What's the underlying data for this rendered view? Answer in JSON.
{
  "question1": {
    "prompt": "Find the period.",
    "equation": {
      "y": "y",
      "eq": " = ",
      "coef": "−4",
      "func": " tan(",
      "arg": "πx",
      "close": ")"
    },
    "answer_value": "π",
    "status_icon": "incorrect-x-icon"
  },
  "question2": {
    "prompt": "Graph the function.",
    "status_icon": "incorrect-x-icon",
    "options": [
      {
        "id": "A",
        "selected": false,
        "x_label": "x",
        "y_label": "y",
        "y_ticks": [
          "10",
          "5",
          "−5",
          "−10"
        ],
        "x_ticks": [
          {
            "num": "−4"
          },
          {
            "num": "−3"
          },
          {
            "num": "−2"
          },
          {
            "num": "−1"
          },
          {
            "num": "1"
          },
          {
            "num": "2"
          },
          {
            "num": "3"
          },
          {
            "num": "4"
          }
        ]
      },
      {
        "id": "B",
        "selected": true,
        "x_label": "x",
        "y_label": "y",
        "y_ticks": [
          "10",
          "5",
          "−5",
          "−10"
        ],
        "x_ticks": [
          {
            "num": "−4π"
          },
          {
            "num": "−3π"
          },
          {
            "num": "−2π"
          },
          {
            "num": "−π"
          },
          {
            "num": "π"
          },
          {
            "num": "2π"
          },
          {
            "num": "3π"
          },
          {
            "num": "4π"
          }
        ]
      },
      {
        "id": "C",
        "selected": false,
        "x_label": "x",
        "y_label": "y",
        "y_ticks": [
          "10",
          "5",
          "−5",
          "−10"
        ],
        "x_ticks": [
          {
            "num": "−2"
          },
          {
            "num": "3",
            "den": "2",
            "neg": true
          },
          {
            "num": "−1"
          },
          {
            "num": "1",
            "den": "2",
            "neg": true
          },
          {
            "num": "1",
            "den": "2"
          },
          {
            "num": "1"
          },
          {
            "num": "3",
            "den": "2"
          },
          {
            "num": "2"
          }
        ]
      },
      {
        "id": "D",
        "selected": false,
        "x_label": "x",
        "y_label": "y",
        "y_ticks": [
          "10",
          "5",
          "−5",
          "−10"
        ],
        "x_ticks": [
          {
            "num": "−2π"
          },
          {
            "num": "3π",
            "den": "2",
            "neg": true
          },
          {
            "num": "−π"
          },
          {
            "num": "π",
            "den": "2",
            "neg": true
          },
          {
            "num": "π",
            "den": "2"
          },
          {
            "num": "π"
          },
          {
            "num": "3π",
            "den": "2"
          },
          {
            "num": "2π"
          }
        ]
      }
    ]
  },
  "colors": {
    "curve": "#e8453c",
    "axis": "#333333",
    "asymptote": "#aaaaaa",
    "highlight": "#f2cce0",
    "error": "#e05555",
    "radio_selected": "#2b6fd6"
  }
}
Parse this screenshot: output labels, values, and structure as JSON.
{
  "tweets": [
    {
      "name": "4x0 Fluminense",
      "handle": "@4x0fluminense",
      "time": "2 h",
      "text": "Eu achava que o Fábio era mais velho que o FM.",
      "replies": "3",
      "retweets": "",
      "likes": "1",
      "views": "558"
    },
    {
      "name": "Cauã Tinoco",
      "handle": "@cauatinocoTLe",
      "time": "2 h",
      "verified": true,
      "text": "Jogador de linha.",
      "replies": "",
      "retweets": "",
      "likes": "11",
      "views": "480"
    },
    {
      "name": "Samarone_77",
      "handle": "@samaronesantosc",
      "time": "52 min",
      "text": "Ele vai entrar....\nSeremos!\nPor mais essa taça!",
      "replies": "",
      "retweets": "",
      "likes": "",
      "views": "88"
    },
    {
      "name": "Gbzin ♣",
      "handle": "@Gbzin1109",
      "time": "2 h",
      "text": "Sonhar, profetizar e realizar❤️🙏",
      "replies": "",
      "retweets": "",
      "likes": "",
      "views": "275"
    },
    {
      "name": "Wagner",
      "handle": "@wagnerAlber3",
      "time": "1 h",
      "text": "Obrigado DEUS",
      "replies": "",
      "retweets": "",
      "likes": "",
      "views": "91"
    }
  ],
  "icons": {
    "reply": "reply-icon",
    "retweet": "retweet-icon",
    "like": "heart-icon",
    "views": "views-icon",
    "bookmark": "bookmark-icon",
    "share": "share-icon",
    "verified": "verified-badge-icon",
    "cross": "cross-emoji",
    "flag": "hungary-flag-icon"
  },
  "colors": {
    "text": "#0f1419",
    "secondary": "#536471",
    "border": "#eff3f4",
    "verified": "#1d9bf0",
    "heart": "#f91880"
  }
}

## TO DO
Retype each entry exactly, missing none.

## EXERCISE RESULT
What's the underlying data for this rendered view? Answer in JSON.
{
  "question1": {
    "prompt": "Find the period.",
    "equation": {
      "y": "y",
      "eq": " = ",
      "coef": "−4",
      "func": " tan(",
      "arg": "πx",
      "close": ")"
    },
    "answer_value": "π",
    "status_icon": "incorrect-x-icon"
  },
  "question2": {
    "prompt": "Graph the function.",
    "status_icon": "incorrect-x-icon",
    "options": [
      {
        "id": "A",
        "selected": false,
        "x_label": "x",
        "y_label": "y",
        "y_ticks": [
          "10",
          "5",
          "−5",
          "−10"
        ],
        "x_ticks": [
          {
            "num": "−4"
          },
          {
            "num": "−3"
          },
          {
            "num": "−2"
          },
          {
            "num": "−1"
          },
          {
            "num": "1"
          },
          {
            "num": "2"
          },
          {
            "num": "3"
          },
          {
            "num": "4"
          }
        ]
      },
      {
        "id": "B",
        "selected": true,
        "x_label": "x",
        "y_label": "y",
        "y_ticks": [
          "10",
          "5",
          "−5",
          "−10"
        ],
        "x_ticks": [
          {
            "num": "−4π"
          },
          {
            "num": "−3π"
          },
          {
            "num": "−2π"
          },
          {
            "num": "−π"
          },
          {
            "num": "π"
          },
          {
            "num": "2π"
          },
          {
            "num": "3π"
          },
          {
            "num": "4π"
          }
        ]
      },
      {
        "id": "C",
        "selected": false,
        "x_label": "x",
        "y_label": "y",
        "y_ticks": [
          "10",
          "5",
          "−5",
          "−10"
        ],
        "x_ticks": [
          {
            "num": "−2"
          },
          {
            "num": "3",
            "den": "2",
            "neg": true
          },
          {
            "num": "−1"
          },
          {
            "num": "1",
            "den": "2",
            "neg": true
          },
          {
            "num": "1",
            "den": "2"
          },
          {
            "num": "1"
          },
          {
            "num": "3",
            "den": "2"
          },
          {
            "num": "2"
          }
        ]
      },
      {
        "id": "D",
        "selected": false,
        "x_label": "x",
        "y_label": "y",
        "y_ticks": [
          "10",
          "5",
          "−5",
          "−10"
        ],
        "x_ticks": [
          {
            "num": "−2π"
          },
          {
            "num": "3π",
            "den": "2",
            "neg": true
          },
          {
            "num": "−π"
          },
          {
            "num": "π",
            "den": "2",
            "neg": true
          },
          {
            "num": "π",
            "den": "2"
          },
          {
            "num": "π"
          },
          {
            "num": "3π",
            "den": "2"
          },
          {
            "num": "2π"
          }
        ]
      }
    ]
  },
  "colors": {
    "curve": "#e8453c",
    "axis": "#333333",
    "asymptote": "#aaaaaa",
    "highlight": "#f2cce0",
    "error": "#e05555",
    "radio_selected": "#2b6fd6"
  }
}
Parse this screenshot: output labels, values, and structure as JSON.
{
  "tweets": [
    {
      "name": "4x0 Fluminense",
      "handle": "@4x0fluminense",
      "time": "2 h",
      "text": "Eu achava que o Fábio era mais velho que o FM.",
      "replies": "3",
      "retweets": "",
      "likes": "1",
      "views": "558"
    },
    {
      "name": "Cauã Tinoco",
      "handle": "@cauatinocoTLe",
      "time": "2 h",
      "verified": true,
      "text": "Jogador de linha.",
      "replies": "",
      "retweets": "",
      "likes": "11",
      "views": "480"
    },
    {
      "name": "Samarone_77",
      "handle": "@samaronesantosc",
      "time": "52 min",
      "text": "Ele vai entrar....\nSeremos!\nPor mais essa taça!",
      "replies": "",
      "retweets": "",
      "likes": "",
      "views": "88"
    },
    {
      "name": "Gbzin ♣",
      "handle": "@Gbzin1109",
      "time": "2 h",
      "text": "Sonhar, profetizar e realizar❤️🙏",
      "replies": "",
      "retweets": "",
      "likes": "",
      "views": "275"
    },
    {
      "name": "Wagner",
      "handle": "@wagnerAlber3",
      "time": "1 h",
      "text": "Obrigado DEUS",
      "replies": "",
      "retweets": "",
      "likes": "",
      "views": "91"
    }
  ],
  "icons": {
    "reply": "reply-icon",
    "retweet": "retweet-icon",
    "like": "heart-icon",
    "views": "views-icon",
    "bookmark": "bookmark-icon",
    "share": "share-icon",
    "verified": "verified-badge-icon",
    "cross": "cross-emoji",
    "flag": "hungary-flag-icon"
  },
  "colors": {
    "text": "#0f1419",
    "secondary": "#536471",
    "border": "#eff3f4",
    "verified": "#1d9bf0",
    "heart": "#f91880"
  }
}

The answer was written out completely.